Altered mental status is a common reason for neurologic consultation. Although it is often due to a systemic infection or metabolic derangement, a host of other etiologies can lead to irreversible brain injury if they are not promptly identified and treated. A systematic approach to the patient is important, with an understanding of when to initiate a more advanced and potentially more resource-intense diagnostic workup.

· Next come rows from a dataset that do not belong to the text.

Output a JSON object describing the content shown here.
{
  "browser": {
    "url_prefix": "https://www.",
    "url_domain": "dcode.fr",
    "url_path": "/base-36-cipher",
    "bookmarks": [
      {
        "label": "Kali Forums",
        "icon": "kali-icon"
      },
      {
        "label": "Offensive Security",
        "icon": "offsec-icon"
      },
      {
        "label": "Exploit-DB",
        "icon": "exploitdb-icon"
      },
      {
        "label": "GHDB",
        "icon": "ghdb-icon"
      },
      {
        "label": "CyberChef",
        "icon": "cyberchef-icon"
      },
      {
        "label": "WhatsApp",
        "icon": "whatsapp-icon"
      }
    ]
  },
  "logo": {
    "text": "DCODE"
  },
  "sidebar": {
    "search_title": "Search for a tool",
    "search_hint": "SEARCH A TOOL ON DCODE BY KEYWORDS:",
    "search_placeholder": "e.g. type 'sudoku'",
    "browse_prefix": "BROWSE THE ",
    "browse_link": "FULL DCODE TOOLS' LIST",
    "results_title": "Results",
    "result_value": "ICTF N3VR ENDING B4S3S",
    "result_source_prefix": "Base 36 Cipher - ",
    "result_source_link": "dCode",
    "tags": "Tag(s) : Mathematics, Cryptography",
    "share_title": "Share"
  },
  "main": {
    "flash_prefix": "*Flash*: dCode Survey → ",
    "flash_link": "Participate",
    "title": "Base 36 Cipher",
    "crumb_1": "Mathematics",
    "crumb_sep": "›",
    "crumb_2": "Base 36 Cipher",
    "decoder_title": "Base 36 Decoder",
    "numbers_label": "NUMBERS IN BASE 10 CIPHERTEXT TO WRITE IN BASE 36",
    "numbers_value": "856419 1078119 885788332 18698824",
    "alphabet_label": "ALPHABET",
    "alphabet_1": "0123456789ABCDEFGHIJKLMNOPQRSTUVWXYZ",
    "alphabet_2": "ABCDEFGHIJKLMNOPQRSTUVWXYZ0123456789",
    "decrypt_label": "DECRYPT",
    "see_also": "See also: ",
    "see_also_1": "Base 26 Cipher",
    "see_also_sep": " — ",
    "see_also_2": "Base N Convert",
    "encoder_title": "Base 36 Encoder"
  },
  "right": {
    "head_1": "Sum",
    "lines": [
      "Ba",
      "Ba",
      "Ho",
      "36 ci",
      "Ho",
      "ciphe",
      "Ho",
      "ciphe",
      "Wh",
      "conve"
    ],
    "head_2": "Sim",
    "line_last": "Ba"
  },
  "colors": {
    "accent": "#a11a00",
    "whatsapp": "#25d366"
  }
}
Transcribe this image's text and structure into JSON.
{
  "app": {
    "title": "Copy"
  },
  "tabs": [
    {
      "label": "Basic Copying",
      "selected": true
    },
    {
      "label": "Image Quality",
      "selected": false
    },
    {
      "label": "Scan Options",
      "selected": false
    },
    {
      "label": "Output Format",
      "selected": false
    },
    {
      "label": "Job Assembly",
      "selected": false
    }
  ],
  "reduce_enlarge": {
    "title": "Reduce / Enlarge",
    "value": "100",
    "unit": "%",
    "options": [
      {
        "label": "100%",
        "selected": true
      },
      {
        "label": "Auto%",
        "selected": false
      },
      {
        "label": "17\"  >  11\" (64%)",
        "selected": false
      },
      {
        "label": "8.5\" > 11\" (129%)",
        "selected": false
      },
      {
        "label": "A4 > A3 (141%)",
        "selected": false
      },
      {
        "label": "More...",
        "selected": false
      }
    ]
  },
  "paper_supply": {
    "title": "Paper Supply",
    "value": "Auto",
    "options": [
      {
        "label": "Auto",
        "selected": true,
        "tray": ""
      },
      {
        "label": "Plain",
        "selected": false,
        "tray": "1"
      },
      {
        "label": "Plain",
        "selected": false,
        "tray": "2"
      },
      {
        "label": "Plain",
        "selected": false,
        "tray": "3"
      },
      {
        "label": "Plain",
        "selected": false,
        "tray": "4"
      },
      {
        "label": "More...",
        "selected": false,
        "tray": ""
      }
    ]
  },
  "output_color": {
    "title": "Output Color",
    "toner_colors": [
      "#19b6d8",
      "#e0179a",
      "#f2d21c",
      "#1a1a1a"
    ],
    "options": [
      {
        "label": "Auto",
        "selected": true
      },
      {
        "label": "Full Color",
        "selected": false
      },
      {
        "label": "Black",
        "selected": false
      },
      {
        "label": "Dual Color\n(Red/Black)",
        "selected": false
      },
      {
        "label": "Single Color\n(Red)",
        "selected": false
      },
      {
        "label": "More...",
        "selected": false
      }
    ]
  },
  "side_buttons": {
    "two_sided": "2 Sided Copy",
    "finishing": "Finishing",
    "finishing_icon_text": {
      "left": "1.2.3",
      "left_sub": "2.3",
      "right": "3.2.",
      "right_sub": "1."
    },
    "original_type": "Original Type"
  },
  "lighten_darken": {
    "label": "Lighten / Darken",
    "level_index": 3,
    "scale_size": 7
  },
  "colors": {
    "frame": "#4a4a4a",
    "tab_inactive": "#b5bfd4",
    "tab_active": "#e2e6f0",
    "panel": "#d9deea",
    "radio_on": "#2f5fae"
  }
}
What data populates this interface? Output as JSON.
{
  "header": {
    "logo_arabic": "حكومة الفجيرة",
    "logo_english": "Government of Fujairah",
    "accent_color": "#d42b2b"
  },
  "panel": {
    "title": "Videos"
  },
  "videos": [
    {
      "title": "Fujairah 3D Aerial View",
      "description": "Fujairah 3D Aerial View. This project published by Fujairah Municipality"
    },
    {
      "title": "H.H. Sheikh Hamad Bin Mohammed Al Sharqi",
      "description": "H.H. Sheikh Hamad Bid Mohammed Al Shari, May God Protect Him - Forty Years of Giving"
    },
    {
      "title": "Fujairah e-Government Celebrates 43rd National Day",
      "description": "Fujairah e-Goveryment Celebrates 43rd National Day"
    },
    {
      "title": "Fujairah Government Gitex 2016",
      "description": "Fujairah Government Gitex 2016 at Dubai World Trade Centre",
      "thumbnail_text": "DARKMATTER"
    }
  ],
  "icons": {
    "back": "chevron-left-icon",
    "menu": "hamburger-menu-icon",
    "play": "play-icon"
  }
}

The last decade has seen advances in both the diagnosis and treatment of altered mental status. A significant step forward in the diagnosis of patients with otherwise unexplained encephalitis has been the identification of numerous antibodies associated with paraneoplastic and nonparaneoplastic autoimmune encephalitis. The use of continuous electroencephalography has shown that a significant proportion of otherwise unexplained altered mental status may be caused by nonconvulsive seizures. Several studies have demonstrated that proactive, multicomponent interventions may be effective in preventing hospital-acquired delirium. The recent introduction of dexmedetomidine may lead to decreased rates of delirium in the intensive care unit if the results of clinical trials are borne out in practice.

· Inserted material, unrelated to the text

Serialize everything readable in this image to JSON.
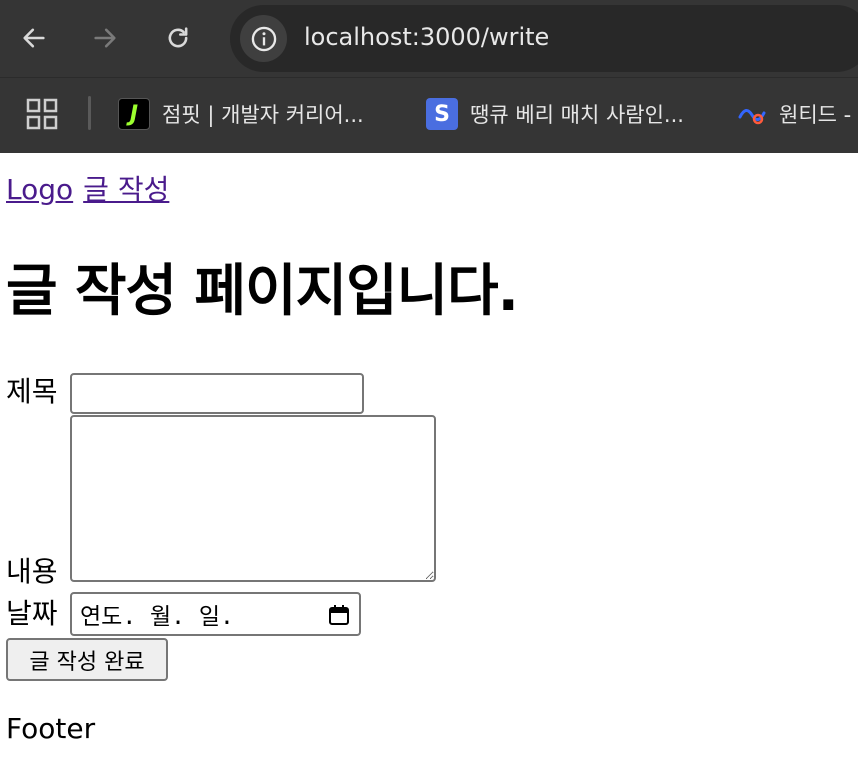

This article discusses causes of altered mental status, an initial approach to evaluating the patient, and elements of the advanced diagnostic workup. The article concludes with a general discussion of prevention and treatment.

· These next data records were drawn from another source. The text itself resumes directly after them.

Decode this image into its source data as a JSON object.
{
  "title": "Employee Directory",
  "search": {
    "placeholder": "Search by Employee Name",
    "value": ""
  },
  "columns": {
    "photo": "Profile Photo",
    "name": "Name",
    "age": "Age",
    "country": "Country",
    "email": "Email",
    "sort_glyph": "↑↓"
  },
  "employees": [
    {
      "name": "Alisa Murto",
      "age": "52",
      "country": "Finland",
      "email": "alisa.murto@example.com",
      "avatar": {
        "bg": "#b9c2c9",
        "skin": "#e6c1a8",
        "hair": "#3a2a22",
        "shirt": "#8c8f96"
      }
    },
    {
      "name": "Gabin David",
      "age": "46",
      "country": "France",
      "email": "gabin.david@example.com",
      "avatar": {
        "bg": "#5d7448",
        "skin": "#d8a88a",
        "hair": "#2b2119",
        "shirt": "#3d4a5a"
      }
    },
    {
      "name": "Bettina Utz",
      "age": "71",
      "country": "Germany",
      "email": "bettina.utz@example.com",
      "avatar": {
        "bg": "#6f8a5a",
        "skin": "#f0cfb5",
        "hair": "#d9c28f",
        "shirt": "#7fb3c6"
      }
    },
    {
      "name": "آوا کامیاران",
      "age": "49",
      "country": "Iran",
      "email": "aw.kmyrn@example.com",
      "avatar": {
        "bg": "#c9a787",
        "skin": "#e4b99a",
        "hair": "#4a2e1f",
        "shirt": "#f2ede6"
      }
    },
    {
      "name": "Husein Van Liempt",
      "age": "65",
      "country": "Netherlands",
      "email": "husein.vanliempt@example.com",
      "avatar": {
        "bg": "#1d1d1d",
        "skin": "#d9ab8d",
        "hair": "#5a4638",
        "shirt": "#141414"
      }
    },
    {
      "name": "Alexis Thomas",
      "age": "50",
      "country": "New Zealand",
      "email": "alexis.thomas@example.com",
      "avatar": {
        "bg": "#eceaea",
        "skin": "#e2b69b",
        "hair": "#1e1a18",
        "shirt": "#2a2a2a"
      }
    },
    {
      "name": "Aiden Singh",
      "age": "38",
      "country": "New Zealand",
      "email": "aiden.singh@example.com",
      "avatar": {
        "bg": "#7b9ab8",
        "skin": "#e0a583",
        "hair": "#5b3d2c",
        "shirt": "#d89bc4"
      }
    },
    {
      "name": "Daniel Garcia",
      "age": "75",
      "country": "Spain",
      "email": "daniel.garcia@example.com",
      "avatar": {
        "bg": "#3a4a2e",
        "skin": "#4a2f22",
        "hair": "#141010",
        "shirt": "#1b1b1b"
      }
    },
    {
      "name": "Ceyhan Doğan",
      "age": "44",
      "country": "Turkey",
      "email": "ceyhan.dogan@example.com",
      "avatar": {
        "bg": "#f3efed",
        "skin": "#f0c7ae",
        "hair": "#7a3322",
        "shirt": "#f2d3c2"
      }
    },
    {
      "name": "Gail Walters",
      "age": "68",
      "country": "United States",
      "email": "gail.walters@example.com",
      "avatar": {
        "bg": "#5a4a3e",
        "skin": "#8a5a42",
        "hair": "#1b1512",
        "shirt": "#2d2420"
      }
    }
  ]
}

Address correspondence to Dr Vanja C. Douglas, UCSF Department of Neurology, Box 0114, 505 Parnassus Avenue M798, San Francisco, CA 94143, email@example.com.
Relationship Disclosure: Dr Douglas has served as editor-in-chief of The Neurohospitalist and has received personal compensation for medical record review and expert witness testimony. Dr Josephson has received personal compensation for editorial activities from Annals of Neurology and Journal Watch Neurology.
Unlabeled Use of Products/Investigational Use Disclosure: Dr Douglas discusses the use of antipsychotics for the treatment of agitated delirium. Dr Josephson reports no disclosure.